Work instructions:
Go through the entries below and copy each line containing the word "Users".

======== Data records

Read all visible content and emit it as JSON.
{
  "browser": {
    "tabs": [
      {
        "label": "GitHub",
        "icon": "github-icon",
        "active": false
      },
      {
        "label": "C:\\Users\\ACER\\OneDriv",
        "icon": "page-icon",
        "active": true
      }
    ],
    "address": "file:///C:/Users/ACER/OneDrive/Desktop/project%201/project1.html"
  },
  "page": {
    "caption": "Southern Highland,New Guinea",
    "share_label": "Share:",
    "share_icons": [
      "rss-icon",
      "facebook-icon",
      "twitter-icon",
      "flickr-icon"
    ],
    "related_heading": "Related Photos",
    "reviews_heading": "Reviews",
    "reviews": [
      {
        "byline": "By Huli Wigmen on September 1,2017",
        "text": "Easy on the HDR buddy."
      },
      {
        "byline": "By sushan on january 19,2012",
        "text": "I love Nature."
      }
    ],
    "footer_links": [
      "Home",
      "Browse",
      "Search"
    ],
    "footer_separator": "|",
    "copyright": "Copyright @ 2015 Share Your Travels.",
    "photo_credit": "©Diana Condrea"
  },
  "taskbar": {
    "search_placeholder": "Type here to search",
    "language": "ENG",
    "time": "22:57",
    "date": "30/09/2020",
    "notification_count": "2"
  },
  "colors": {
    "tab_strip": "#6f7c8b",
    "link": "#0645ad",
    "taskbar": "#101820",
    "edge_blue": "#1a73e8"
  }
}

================

The answer:
        "label": "C:\\Users\\ACER\\OneDriv",
    "address": "file:///C:/Users/ACER/OneDrive/Desktop/project%201/project1.html"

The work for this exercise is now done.